JL: If you want to encourage brand champions online, you have to open the gates and let in all opinions. A minority of brands are comfortable with a certain level of negative buzz. But most refuse to provide forums for discussion because they’re afraid of getting flamed — of being host to unfavorable reviews. What is your response to those fears?

BR: The negative reviews will happen, and often they’ll happen first. But reviews seek an equilibrium, just like water. Initially, a negative review may show up, because a consumer is angry. But over time, other consumers who love the brand tend to prevail. Over time the sum of the reviews reaches the proper level of consumer opinion.

I’ve never come across a set of reviews where it wasn’t an accurate barometer of how the brand fulfills consumer expectations.

Do join me Thursday night at what promises to be a provocative and informative presentation. Visit the Milwaukee Interactive Marketing Association site for details.

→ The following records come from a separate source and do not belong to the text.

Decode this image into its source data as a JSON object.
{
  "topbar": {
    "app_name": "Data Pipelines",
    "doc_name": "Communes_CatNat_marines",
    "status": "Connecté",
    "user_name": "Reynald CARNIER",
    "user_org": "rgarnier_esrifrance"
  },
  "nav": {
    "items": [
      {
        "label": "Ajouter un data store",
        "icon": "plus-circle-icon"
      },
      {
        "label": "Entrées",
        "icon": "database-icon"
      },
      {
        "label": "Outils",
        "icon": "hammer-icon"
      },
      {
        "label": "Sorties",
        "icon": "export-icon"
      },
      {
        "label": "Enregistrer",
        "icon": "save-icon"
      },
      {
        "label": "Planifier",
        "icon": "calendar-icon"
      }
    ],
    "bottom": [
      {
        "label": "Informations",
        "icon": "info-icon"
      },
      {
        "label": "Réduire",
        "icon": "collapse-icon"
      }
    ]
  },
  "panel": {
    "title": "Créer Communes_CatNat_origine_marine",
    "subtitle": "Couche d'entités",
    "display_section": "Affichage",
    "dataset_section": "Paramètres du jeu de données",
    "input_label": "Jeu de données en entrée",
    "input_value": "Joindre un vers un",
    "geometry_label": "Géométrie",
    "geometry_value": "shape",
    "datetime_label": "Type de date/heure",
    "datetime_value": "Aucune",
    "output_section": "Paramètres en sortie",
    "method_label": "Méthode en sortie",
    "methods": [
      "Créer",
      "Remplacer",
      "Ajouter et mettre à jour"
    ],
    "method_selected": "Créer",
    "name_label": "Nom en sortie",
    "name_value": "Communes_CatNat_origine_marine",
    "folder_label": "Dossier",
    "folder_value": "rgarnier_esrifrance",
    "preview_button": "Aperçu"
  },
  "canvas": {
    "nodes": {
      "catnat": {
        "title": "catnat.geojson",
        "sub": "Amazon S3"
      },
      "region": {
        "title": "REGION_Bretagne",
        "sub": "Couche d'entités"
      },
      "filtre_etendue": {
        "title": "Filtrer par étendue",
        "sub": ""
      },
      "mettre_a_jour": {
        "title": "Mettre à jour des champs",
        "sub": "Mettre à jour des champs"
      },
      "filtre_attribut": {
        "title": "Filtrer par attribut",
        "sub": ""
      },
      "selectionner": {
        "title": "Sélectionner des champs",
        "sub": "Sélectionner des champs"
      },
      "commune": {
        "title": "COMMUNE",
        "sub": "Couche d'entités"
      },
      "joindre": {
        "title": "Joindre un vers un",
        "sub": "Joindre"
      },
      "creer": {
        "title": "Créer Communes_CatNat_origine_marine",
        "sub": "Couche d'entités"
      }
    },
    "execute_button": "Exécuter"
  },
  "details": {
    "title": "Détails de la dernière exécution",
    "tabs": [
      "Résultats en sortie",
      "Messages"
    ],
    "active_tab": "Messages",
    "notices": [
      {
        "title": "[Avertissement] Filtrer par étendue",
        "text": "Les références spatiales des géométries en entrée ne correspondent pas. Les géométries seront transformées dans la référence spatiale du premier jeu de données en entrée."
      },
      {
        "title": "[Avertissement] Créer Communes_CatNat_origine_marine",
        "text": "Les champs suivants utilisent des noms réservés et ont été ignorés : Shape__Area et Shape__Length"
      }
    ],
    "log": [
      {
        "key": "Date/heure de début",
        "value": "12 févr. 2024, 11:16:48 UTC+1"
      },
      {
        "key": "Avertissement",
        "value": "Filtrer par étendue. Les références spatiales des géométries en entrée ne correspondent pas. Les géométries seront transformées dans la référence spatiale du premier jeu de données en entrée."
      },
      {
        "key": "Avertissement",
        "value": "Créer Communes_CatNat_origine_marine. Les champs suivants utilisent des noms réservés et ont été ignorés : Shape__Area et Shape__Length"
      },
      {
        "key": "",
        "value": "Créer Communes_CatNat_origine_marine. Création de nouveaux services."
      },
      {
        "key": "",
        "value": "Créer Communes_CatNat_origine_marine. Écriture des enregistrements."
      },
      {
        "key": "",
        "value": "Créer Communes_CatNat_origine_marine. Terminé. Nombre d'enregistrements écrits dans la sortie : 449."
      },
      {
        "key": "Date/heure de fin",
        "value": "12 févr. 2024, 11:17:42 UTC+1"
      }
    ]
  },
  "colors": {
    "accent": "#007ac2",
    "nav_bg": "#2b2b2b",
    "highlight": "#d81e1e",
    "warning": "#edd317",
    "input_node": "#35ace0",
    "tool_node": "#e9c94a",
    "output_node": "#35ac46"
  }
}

* NPS asks customers one question: “How likely is it that you would recommend us to a friend or colleague?” Customers reply with a score on a scale of 10, with 10 being “Extremely likely.” The net score is the sum of all customers scoring nine and 10, minus those scoring six or less. Incredibly high scores are in the 75 to 80 percent range of your customers. The average is only 15%.